Ways to End a Piece
How many ways are there to end a piece of music? If we take “to end” as referring only to the most obvious musical punctuation, it seems that there are precious few options: despite great variety and nuance, most endings either “fade out” through some manipulation of dynamic, texture, or activity, or else they build to a kind of rhythmic singularity that assertively marks the music’s conclusion.
The true exceptions to these categories are extremely rare; the ending of Sibelius’s Fourth Symphony, for example, is marked mezzo-forte, following a previous stretch of pianissimo—one of the most unique endings I can think of, yet still perhaps a variation on the “fade out” trope. But as listeners we’re rarely bored, as music is subtle and flexible enough to yield endless possibilities colored with individual character. The sublime unwinding of a Schubert slow movement affects us in an entirely different way than the aching, sighing feeling at the end of a Chopin Nocturne or the “blown away in the wind” effect of many Takemitsu works. This incredible diversity forces one to reconsider the sense in which an ending is merely punctuation; rather, the ending is the culmination of a gestural process that may have been initiated as far back as the piece’s first note.

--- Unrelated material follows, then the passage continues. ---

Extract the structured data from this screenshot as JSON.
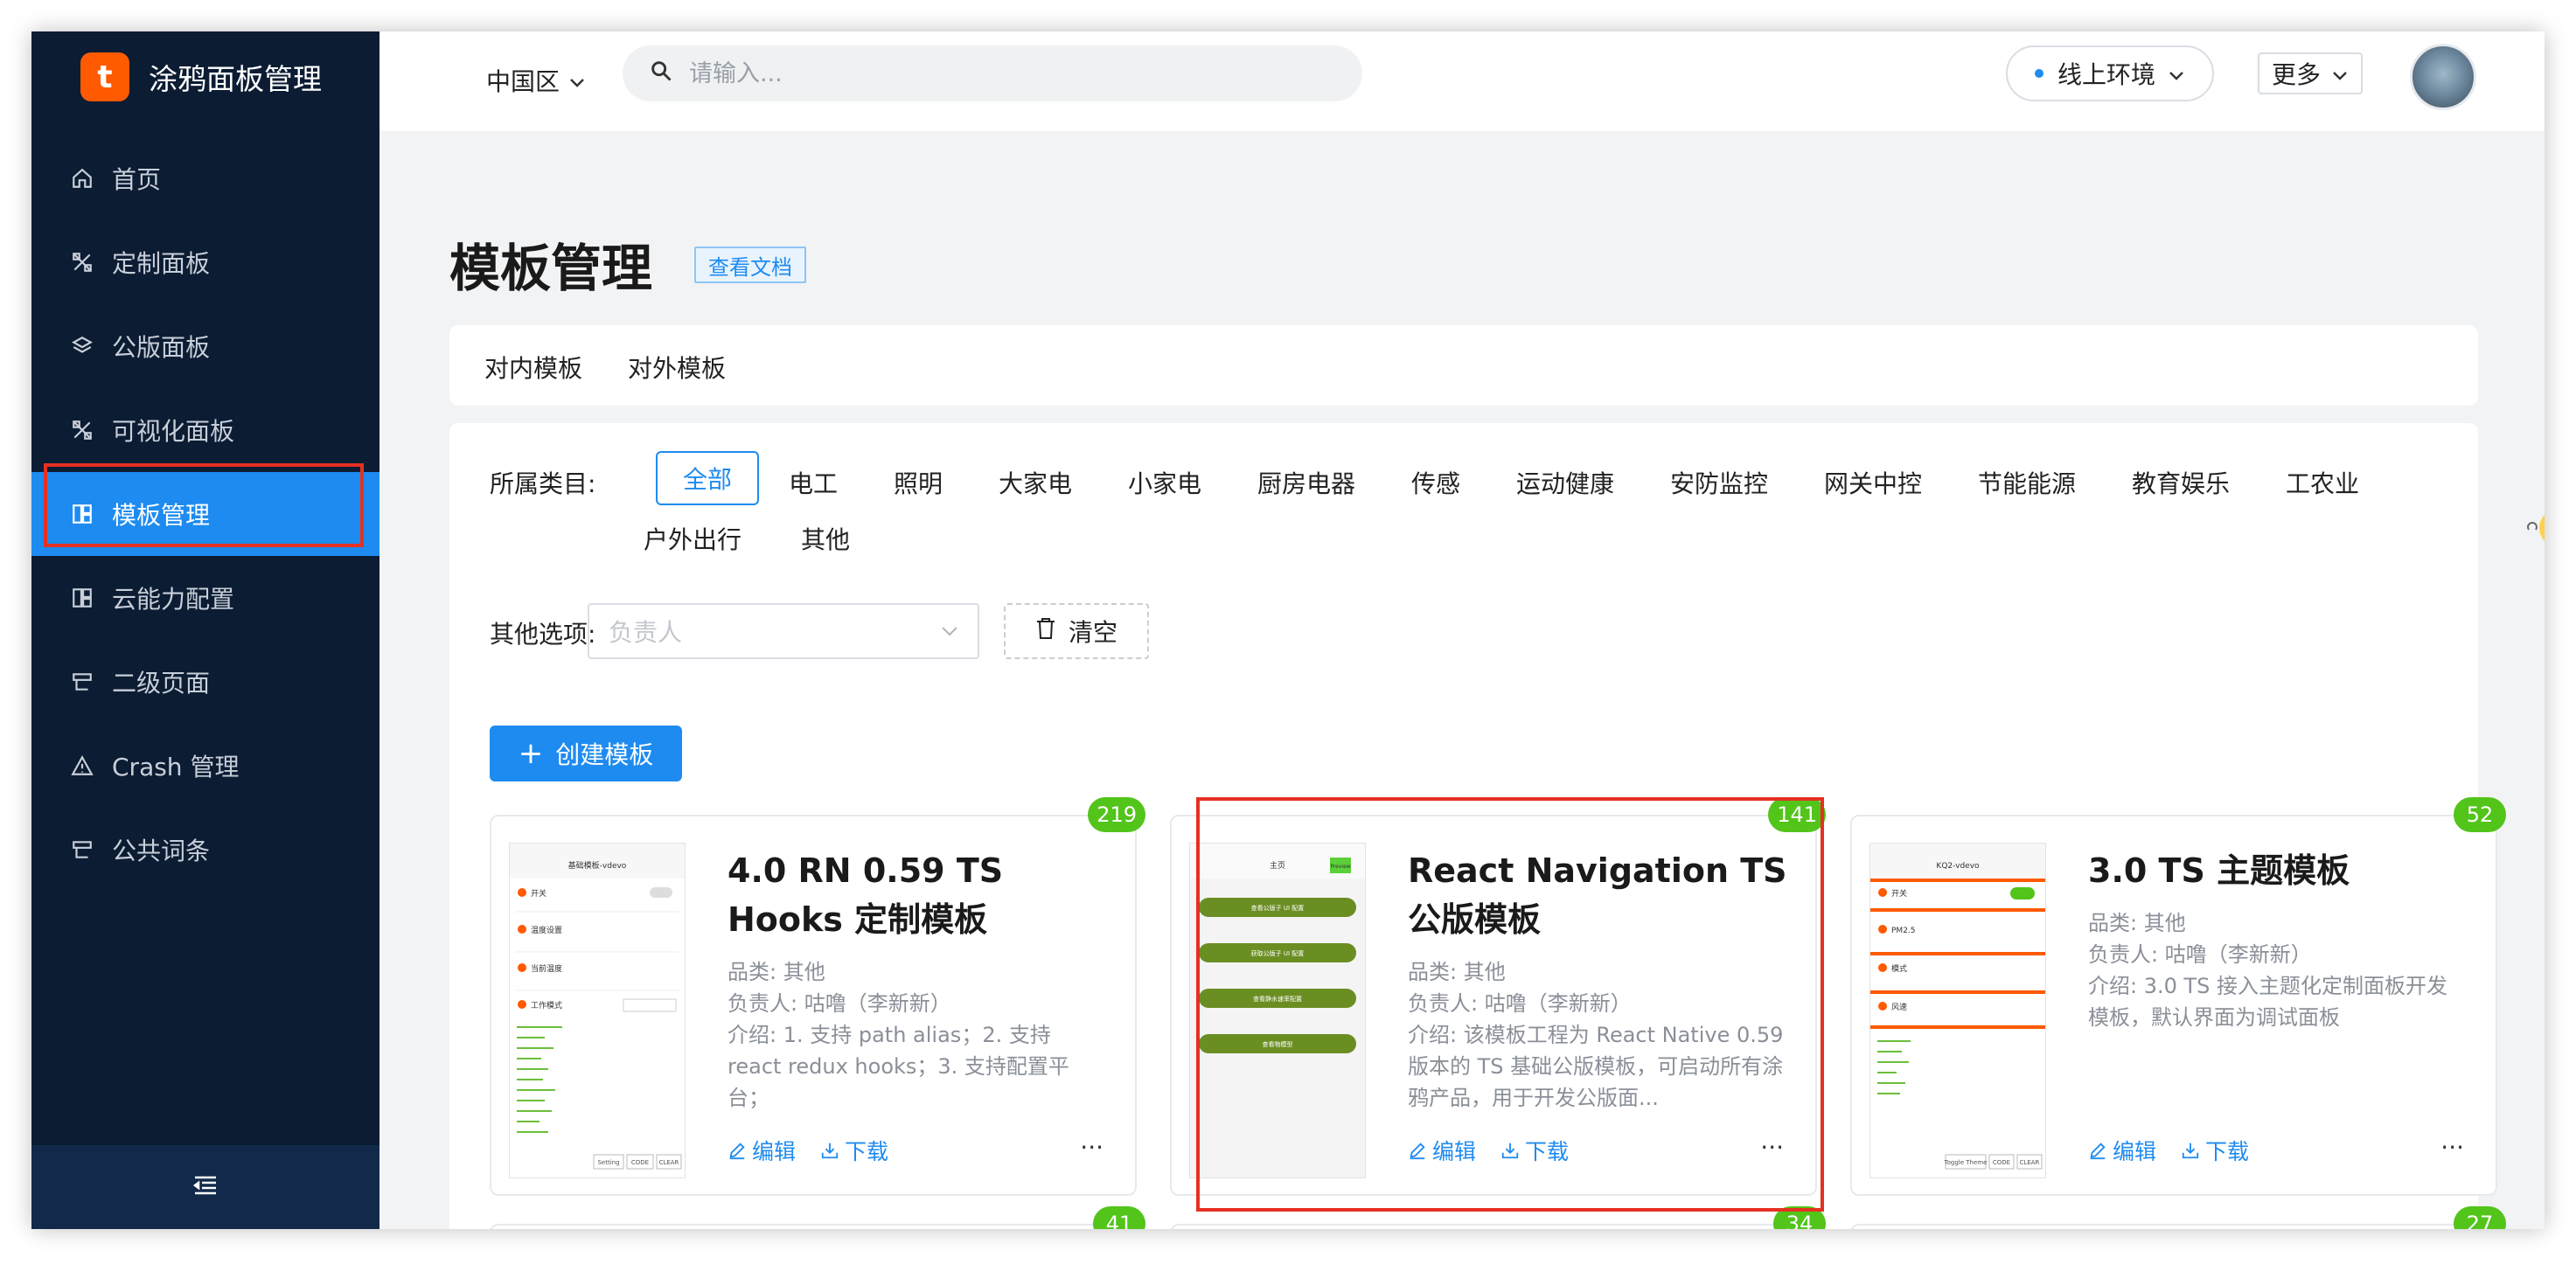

Once we start looking for the ending of a piece not in its final cadence or section but in its beginning, the question of “how to end it?” becomes much more interesting: a dramatic problem rather than a merely grammatical one.
I find that my own most convincing endings are the ones that reach back far into the piece and seem inevitable, though perhaps unexpected. Conversely, the more tacked-on my endings are, they necessarily resort to some cutesy gesture or coloristic effect, which is a bit like ending a paragraph on any noun, verb, or adjective you like and then slapping a boldface exclamation point on the end.
Endings are about content, not punctuation, and by weaving a compelling story we create needs and expectations in a pattern of fulfillment and postponement. Machaut’s celebrated Rondeau Ma Fin Est Ma Commencement hints at this circular nature of storytelling. The beginning of a story searches for its ending, and in turn the ending must lead us back to the work’s initial premise. The snake must devour its own tail in order to complete itself.